Aim of the task:
Search the entries below for "测试账表查询". Report each line where it occurs.

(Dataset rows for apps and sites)
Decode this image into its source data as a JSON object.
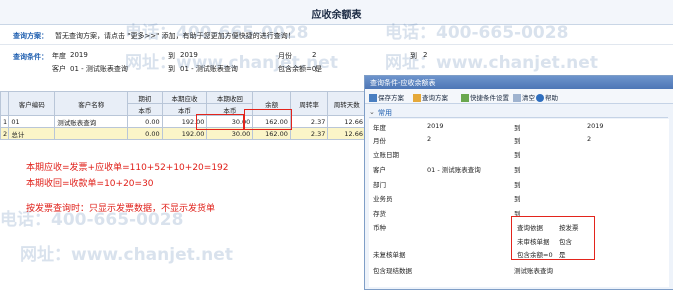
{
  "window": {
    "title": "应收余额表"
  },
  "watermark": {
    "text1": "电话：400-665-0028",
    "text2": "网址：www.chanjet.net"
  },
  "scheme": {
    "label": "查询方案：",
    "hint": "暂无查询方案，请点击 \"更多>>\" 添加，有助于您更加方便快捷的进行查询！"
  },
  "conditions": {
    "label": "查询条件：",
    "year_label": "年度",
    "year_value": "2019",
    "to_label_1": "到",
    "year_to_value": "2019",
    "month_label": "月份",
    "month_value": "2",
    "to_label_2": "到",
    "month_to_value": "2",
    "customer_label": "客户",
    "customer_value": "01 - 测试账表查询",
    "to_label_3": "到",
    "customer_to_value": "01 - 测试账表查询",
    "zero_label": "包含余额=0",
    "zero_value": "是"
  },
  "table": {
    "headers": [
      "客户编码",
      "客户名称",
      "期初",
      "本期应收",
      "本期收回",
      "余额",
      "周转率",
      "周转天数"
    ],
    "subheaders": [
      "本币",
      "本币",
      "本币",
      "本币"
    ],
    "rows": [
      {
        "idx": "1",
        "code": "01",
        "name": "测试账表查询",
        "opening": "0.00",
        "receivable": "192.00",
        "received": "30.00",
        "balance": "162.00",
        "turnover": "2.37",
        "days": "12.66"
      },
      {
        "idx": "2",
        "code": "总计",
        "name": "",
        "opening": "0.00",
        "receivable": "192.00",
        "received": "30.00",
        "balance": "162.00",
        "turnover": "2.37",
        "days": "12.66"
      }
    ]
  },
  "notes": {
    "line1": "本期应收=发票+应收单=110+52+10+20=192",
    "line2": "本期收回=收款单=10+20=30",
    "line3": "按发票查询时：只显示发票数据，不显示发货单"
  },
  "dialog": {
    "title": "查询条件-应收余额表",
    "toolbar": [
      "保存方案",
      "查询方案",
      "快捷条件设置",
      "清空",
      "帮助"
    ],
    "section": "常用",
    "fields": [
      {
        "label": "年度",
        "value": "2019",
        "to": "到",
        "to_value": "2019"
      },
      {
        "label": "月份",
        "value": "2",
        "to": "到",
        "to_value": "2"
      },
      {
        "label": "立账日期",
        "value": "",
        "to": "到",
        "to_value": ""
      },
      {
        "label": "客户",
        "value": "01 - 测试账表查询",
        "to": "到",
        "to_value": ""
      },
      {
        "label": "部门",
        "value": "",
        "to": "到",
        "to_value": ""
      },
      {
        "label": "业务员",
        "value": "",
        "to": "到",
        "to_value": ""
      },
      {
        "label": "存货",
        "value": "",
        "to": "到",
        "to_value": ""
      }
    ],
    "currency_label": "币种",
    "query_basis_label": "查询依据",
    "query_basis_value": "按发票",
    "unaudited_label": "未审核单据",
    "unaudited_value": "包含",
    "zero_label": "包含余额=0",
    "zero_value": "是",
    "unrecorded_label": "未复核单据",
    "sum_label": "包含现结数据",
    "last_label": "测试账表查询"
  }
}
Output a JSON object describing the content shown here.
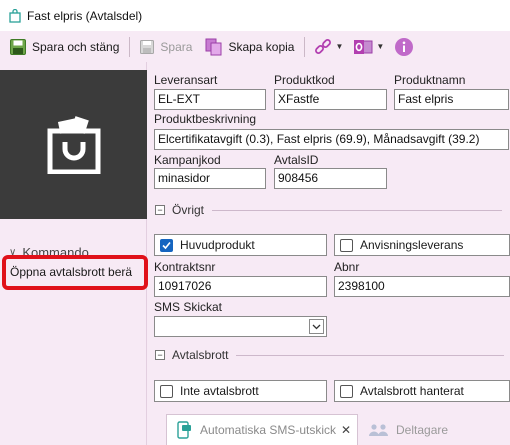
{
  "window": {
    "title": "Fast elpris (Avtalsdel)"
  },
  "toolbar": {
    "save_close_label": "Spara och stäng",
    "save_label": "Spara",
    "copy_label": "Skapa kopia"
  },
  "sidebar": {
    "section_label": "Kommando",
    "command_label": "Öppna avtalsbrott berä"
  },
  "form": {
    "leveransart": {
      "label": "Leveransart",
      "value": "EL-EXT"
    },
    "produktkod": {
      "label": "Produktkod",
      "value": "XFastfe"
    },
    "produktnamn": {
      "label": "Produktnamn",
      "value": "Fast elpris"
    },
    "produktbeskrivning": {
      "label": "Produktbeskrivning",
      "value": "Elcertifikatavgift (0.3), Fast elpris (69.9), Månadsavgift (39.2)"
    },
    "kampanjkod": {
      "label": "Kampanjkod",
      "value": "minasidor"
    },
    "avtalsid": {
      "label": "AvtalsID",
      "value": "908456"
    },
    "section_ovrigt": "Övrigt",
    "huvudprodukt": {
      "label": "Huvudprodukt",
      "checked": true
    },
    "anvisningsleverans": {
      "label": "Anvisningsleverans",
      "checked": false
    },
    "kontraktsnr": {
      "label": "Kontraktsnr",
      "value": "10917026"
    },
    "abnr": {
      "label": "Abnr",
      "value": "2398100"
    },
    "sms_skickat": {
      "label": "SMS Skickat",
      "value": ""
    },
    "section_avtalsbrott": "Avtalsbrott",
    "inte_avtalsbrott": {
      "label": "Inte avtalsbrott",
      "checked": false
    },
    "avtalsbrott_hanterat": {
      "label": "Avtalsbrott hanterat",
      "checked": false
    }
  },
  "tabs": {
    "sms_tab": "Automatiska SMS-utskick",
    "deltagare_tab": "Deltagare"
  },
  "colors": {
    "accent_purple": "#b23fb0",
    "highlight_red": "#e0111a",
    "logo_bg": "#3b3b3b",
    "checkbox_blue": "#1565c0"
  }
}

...

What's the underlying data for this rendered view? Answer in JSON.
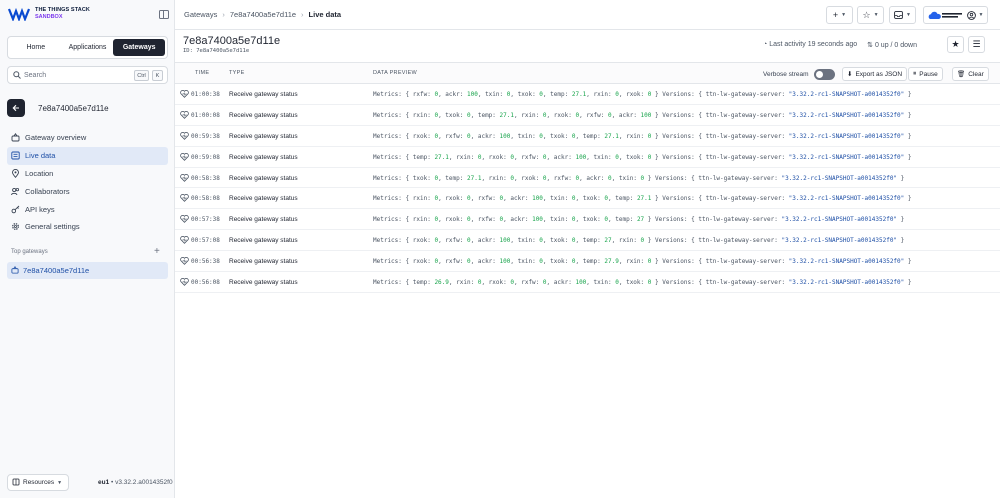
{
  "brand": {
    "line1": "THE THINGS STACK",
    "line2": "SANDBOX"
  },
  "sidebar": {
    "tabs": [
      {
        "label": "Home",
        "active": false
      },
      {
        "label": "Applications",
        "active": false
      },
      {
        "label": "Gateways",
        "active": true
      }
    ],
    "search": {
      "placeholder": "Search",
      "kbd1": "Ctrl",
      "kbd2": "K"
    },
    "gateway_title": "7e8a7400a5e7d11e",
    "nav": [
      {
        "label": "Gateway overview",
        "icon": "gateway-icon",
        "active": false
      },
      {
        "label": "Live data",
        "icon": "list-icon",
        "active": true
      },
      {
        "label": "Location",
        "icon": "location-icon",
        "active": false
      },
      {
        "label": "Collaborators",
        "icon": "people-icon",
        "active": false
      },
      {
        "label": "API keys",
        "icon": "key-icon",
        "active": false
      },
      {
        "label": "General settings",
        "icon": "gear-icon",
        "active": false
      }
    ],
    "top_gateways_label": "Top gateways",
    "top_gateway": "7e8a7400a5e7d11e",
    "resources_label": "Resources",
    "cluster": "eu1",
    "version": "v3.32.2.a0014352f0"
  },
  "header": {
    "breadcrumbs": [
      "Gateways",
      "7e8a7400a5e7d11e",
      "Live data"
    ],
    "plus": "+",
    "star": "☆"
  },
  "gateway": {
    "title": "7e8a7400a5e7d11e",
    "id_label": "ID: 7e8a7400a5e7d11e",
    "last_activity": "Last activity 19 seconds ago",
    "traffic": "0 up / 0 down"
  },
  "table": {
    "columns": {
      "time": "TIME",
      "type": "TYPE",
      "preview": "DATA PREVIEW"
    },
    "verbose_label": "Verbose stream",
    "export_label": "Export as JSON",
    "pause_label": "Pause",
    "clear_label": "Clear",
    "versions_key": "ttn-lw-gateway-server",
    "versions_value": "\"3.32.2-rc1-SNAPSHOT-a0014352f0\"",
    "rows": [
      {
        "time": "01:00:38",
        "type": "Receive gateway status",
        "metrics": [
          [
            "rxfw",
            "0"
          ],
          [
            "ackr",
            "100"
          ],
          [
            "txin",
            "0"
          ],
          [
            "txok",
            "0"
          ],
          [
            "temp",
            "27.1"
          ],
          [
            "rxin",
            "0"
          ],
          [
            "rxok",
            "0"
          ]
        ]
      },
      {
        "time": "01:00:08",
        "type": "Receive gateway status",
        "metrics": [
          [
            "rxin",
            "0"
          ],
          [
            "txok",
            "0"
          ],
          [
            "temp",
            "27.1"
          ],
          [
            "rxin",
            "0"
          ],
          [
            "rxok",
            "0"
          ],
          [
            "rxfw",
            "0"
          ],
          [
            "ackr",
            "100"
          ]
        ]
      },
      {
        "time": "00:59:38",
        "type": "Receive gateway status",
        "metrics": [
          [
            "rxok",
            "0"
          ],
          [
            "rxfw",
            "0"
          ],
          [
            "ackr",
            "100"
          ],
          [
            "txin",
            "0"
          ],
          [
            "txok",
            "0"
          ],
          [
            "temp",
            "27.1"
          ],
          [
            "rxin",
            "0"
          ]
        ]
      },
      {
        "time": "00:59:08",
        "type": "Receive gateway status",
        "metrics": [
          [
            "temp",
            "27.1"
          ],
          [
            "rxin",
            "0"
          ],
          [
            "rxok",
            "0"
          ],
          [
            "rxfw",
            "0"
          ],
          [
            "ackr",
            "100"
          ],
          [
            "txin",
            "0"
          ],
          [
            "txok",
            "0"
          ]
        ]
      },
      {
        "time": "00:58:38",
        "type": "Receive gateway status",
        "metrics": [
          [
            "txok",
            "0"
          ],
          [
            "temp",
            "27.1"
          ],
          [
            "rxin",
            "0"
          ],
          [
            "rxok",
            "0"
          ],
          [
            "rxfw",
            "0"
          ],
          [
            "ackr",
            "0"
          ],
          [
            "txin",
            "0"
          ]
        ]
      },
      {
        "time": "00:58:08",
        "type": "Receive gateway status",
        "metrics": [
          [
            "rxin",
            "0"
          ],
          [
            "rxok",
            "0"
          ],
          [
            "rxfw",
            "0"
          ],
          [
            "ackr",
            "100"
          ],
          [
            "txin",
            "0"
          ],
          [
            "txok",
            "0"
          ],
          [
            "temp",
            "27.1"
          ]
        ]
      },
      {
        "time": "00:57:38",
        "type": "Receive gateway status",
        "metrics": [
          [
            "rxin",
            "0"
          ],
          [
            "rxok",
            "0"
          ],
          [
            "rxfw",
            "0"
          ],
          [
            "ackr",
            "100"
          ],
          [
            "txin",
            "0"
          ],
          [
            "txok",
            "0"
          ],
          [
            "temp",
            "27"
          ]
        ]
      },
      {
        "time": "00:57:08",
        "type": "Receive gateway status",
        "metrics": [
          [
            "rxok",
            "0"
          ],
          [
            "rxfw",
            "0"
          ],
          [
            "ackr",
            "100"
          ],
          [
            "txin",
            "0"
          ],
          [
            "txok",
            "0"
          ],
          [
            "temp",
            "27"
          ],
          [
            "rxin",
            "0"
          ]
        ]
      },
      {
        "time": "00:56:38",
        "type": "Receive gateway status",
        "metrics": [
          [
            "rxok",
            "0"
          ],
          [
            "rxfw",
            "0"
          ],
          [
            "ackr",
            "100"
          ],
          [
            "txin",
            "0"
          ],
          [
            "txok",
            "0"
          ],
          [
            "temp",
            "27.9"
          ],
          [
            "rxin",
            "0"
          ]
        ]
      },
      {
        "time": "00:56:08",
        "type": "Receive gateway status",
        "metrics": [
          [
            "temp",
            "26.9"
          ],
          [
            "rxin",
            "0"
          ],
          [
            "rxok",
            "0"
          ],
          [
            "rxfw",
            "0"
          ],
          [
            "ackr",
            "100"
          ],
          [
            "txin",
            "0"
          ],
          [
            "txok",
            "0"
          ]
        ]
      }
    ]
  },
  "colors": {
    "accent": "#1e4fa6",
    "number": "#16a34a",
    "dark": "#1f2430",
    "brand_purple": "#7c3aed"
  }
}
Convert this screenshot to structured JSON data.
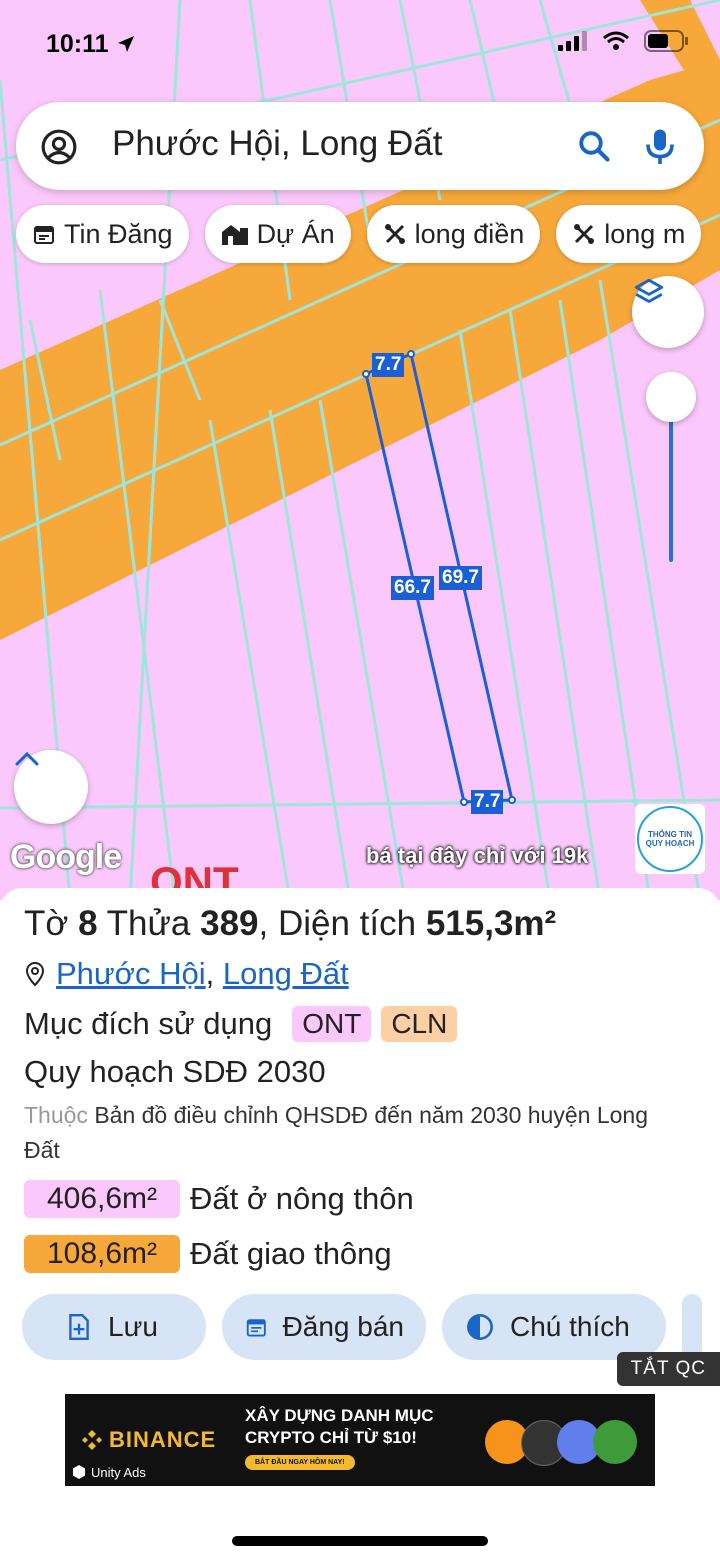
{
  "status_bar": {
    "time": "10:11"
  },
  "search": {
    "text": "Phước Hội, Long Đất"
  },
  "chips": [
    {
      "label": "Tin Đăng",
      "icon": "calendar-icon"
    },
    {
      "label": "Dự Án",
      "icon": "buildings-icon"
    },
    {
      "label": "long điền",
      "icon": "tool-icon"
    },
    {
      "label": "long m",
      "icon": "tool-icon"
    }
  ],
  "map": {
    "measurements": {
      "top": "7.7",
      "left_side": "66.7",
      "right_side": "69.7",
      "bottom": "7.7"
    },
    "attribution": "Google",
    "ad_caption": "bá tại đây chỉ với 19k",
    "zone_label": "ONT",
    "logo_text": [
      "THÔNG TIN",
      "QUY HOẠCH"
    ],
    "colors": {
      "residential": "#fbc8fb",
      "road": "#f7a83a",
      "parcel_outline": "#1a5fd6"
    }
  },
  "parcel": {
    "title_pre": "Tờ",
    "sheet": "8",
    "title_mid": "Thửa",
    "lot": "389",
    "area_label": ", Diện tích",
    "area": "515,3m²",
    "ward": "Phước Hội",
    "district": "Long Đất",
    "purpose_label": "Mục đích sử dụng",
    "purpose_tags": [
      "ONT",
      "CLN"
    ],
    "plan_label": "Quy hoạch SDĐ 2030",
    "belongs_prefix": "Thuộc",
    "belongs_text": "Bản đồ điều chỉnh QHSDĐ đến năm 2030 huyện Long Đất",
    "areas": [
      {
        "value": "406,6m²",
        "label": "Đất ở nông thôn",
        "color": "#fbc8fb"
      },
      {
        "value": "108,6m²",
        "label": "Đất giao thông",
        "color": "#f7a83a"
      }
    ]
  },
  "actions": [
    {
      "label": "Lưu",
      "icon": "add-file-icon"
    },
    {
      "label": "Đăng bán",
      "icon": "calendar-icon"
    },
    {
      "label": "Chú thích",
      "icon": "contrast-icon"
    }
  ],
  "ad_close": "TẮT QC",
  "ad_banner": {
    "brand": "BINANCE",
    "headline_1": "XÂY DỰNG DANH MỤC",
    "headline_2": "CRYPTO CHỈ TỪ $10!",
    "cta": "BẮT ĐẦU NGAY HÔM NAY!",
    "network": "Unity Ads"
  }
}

Problem solution:
    "customer_value": "01 - 测试账表查询",
    "customer_to_value": "01 - 测试账表查询",
        "name": "测试账表查询",
        "value": "01 - 测试账表查询",
    "last_label": "测试账表查询"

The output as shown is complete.